Wednesday, 27 June 2007
Have your best tour of Dunoon with this detailed map showing a host of attractions including gardens which are open to the public, nature reserves and country parks as well as all official footpaths, bridleways, roads and lanes. Other facilities covered include: camping and caravan sites, picnic areas and viewpoints, selected places of interest, and selected tourist information. The main advantages of this map are the geographical design of the sheetlines to capture the best local coverage, and the coverage of a larger area for value for money. Cowal East: Dunoon and Inverary (Explorer).
Photographs of the most beautiful villages of Scotland. The Most Beautiful Villages of Scotland (Most Beautiful Villages).
Wildlife Traveller, Scottish Mainland, accompanies you on a journey that begins with the sea cliffs, mudflats and saltmarshes of Southern Scotland, travelling north through farm and woodland to Fife and Angus, the peaks and glens of the Highlands, and Grampian and the Far North. Researched and written by wildlife journalist and photographer, Richard Rowe, this book is a must for anyone who loves Scotland and its wildlife. Wildlife Traveller: Scottish Mainland.
An Encyclopedia of Places and Landscapes, edited by Dr David Munro, Director of the Royal Scottish Geographical Society and Bruce Gittings of the University of Edinburgh. This authoritative, comprehensive gazetteer will include over eight thousand entries on cities, towns and villages, mountains, lochs and rivers, visitor attractions and monuments throughout the nation. Each entry places its subject in an appropriate historical, geological or environmental context, providing essential information of interest to a wide range of potential users. The book starts with an introductory essay on the Landscapes of Scotland.

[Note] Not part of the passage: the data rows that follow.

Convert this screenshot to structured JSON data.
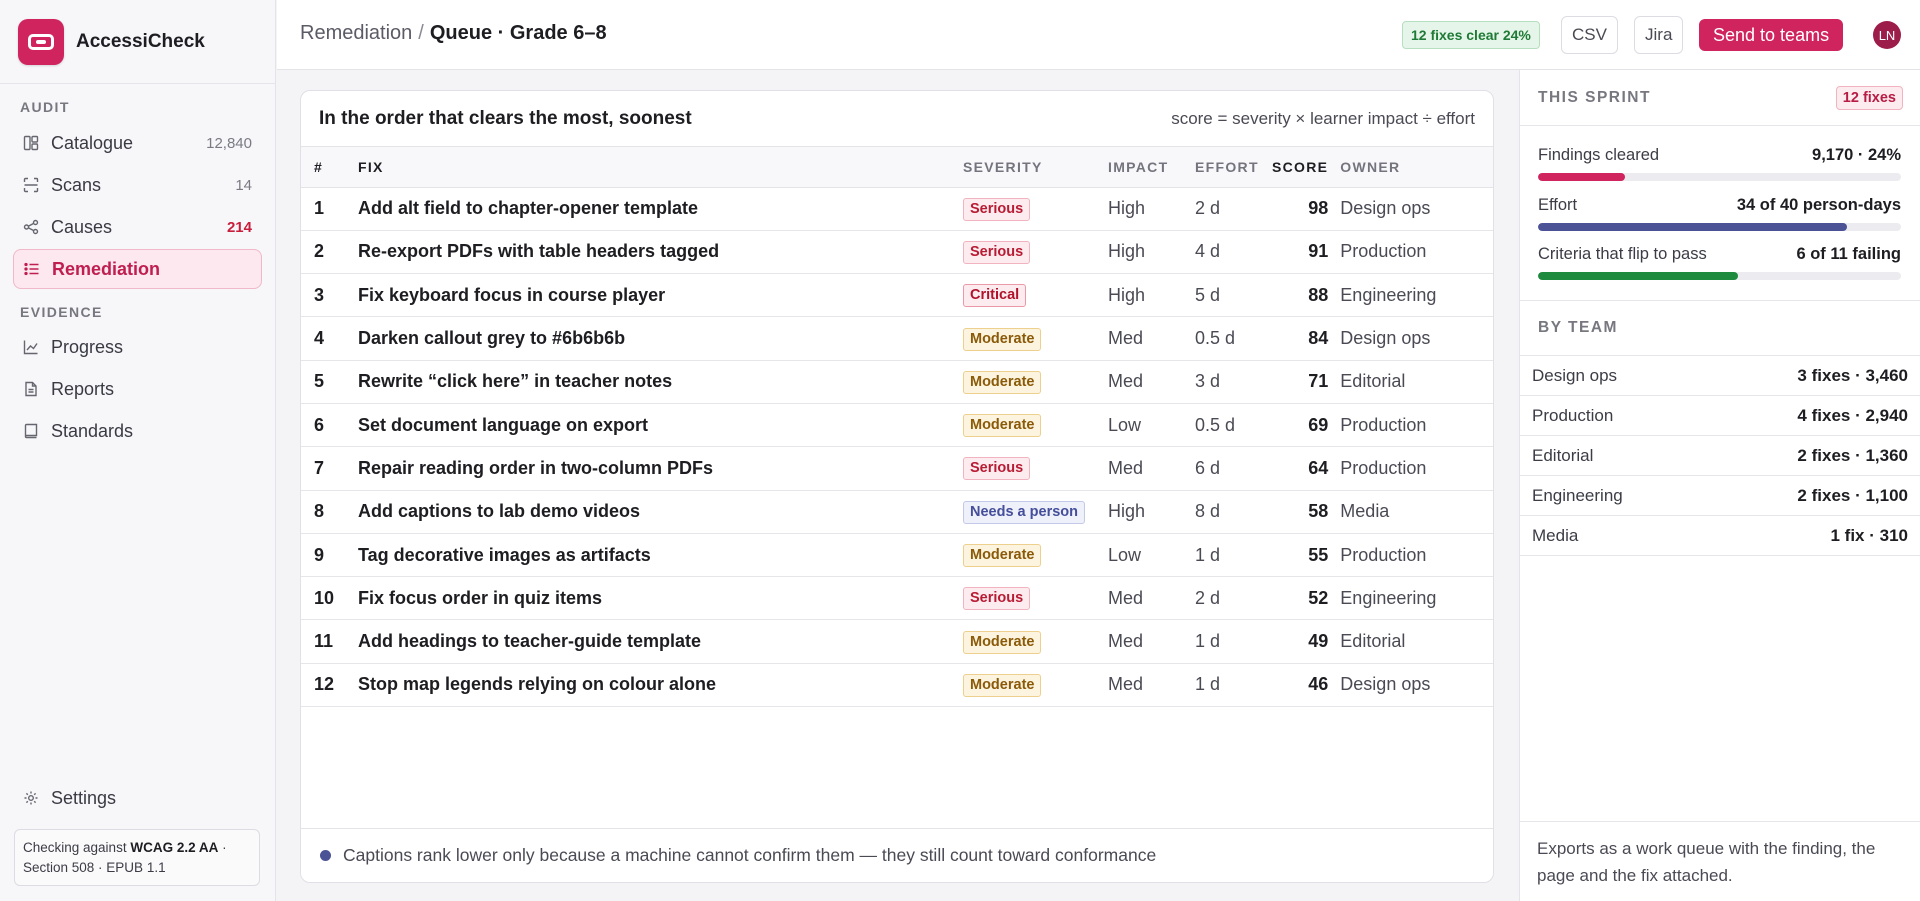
{
  "app": {
    "name": "AccessiCheck"
  },
  "sidebar": {
    "sections": {
      "audit": "AUDIT",
      "evidence": "EVIDENCE"
    },
    "audit_items": [
      {
        "label": "Catalogue",
        "count": "12,840",
        "icon": "catalogue-icon"
      },
      {
        "label": "Scans",
        "count": "14",
        "icon": "scan-icon"
      },
      {
        "label": "Causes",
        "count": "214",
        "icon": "causes-icon"
      },
      {
        "label": "Remediation",
        "count": "",
        "icon": "list-icon"
      }
    ],
    "evidence_items": [
      {
        "label": "Progress",
        "icon": "chart-icon"
      },
      {
        "label": "Reports",
        "icon": "report-icon"
      },
      {
        "label": "Standards",
        "icon": "book-icon"
      }
    ],
    "settings_label": "Settings",
    "checking": {
      "prefix": "Checking against",
      "standard": "WCAG 2.2 AA",
      "rest": "· Section 508 · EPUB 1.1"
    }
  },
  "header": {
    "crumb_parent": "Remediation",
    "crumb_sep": "/",
    "crumb_current": "Queue · Grade 6–8",
    "clear_badge": "12 fixes clear 24%",
    "csv_label": "CSV",
    "jira_label": "Jira",
    "send_label": "Send to teams",
    "avatar_initials": "LN"
  },
  "queue": {
    "title": "In the order that clears the most, soonest",
    "formula": "score = severity × learner impact ÷ effort",
    "columns": {
      "num": "#",
      "fix": "FIX",
      "severity": "SEVERITY",
      "impact": "IMPACT",
      "effort": "EFFORT",
      "score": "SCORE",
      "owner": "OWNER"
    },
    "rows": [
      {
        "num": "1",
        "fix": "Add alt field to chapter-opener template",
        "severity": "Serious",
        "sev_class": "serious",
        "impact": "High",
        "effort": "2 d",
        "score": "98",
        "owner": "Design ops"
      },
      {
        "num": "2",
        "fix": "Re-export PDFs with table headers tagged",
        "severity": "Serious",
        "sev_class": "serious",
        "impact": "High",
        "effort": "4 d",
        "score": "91",
        "owner": "Production"
      },
      {
        "num": "3",
        "fix": "Fix keyboard focus in course player",
        "severity": "Critical",
        "sev_class": "critical",
        "impact": "High",
        "effort": "5 d",
        "score": "88",
        "owner": "Engineering"
      },
      {
        "num": "4",
        "fix": "Darken callout grey to #6b6b6b",
        "severity": "Moderate",
        "sev_class": "moderate",
        "impact": "Med",
        "effort": "0.5 d",
        "score": "84",
        "owner": "Design ops"
      },
      {
        "num": "5",
        "fix": "Rewrite “click here” in teacher notes",
        "severity": "Moderate",
        "sev_class": "moderate",
        "impact": "Med",
        "effort": "3 d",
        "score": "71",
        "owner": "Editorial"
      },
      {
        "num": "6",
        "fix": "Set document language on export",
        "severity": "Moderate",
        "sev_class": "moderate",
        "impact": "Low",
        "effort": "0.5 d",
        "score": "69",
        "owner": "Production"
      },
      {
        "num": "7",
        "fix": "Repair reading order in two-column PDFs",
        "severity": "Serious",
        "sev_class": "serious",
        "impact": "Med",
        "effort": "6 d",
        "score": "64",
        "owner": "Production"
      },
      {
        "num": "8",
        "fix": "Add captions to lab demo videos",
        "severity": "Needs a person",
        "sev_class": "person",
        "impact": "High",
        "effort": "8 d",
        "score": "58",
        "owner": "Media"
      },
      {
        "num": "9",
        "fix": "Tag decorative images as artifacts",
        "severity": "Moderate",
        "sev_class": "moderate",
        "impact": "Low",
        "effort": "1 d",
        "score": "55",
        "owner": "Production"
      },
      {
        "num": "10",
        "fix": "Fix focus order in quiz items",
        "severity": "Serious",
        "sev_class": "serious",
        "impact": "Med",
        "effort": "2 d",
        "score": "52",
        "owner": "Engineering"
      },
      {
        "num": "11",
        "fix": "Add headings to teacher-guide template",
        "severity": "Moderate",
        "sev_class": "moderate",
        "impact": "Med",
        "effort": "1 d",
        "score": "49",
        "owner": "Editorial"
      },
      {
        "num": "12",
        "fix": "Stop map legends relying on colour alone",
        "severity": "Moderate",
        "sev_class": "moderate",
        "impact": "Med",
        "effort": "1 d",
        "score": "46",
        "owner": "Design ops"
      }
    ],
    "footnote": "Captions rank lower only because a machine cannot confirm them — they still count toward conformance"
  },
  "sprint": {
    "label": "THIS SPRINT",
    "badge": "12 fixes",
    "metrics": [
      {
        "label": "Findings cleared",
        "value": "9,170 · 24%",
        "fraction": 0.24,
        "color": "#d0245f"
      },
      {
        "label": "Effort",
        "value": "34 of 40 person-days",
        "fraction": 0.85,
        "color": "#4b5296"
      },
      {
        "label": "Criteria that flip to pass",
        "value": "6 of 11 failing",
        "fraction": 0.55,
        "color": "#1e8a3e"
      }
    ],
    "by_team_label": "BY TEAM",
    "teams": [
      {
        "name": "Design ops",
        "value": "3 fixes · 3,460"
      },
      {
        "name": "Production",
        "value": "4 fixes · 2,940"
      },
      {
        "name": "Editorial",
        "value": "2 fixes · 1,360"
      },
      {
        "name": "Engineering",
        "value": "2 fixes · 1,100"
      },
      {
        "name": "Media",
        "value": "1 fix · 310"
      }
    ],
    "footer": "Exports as a work queue with the finding, the page and the fix attached."
  }
}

There is also an extensive glossary of terms, including Gaelic words incorporated into many place names, and a detailed bibliography. Street plans are provided for over 100 main towns and cities, as are maps of each administrative area, spread throughout the book. There is a fully indexed full-colour atlas, providing a wealth of extra cartographic information. Scotland: An Encyclopedia of Places and Landscape.
Best Scottish Tours. The magnificent scenery of Scotland's six thousand coastline. From the Mull of Galloway in the south to the tip of Unst in the Shetlands, the northernmost point in the British Isles, and from remote St Kilda out in the Atlantic to the Sands of Forvie National Nature Reserve on the North Sea to capture the enormous variety of scenery that characterises the Scottish seacoast. Some of the sites photographed, like St Kilda or the sandstone peaks overlooking Loch Torridon, belong to the National Trust for Scotland, but many others are privately owned; some, like the majestic Cuillins on Skye, are well-known to tourists, others are hidden coves or remote sea stacks that few visitors will ever have seen. Whatever the subject, be it a wide Hebridean vista or fragmentary patterns of ice on a frozen beach, Joe Cornish, with his artist's eye and his dramatic use of light, helps us to look at it afresh and reveals new and unsuspected beauties. In the text which accompanies his photographs he explains the aspects of each particular landscape that made it special to him, its geology, its flora, its history or its associations. The result is a stunning book book which will delight Cornish's legion of admirers and all those who have found enchantment on Scotland's wonderful coastline. Scotland's Coast: A Photographer's Journey.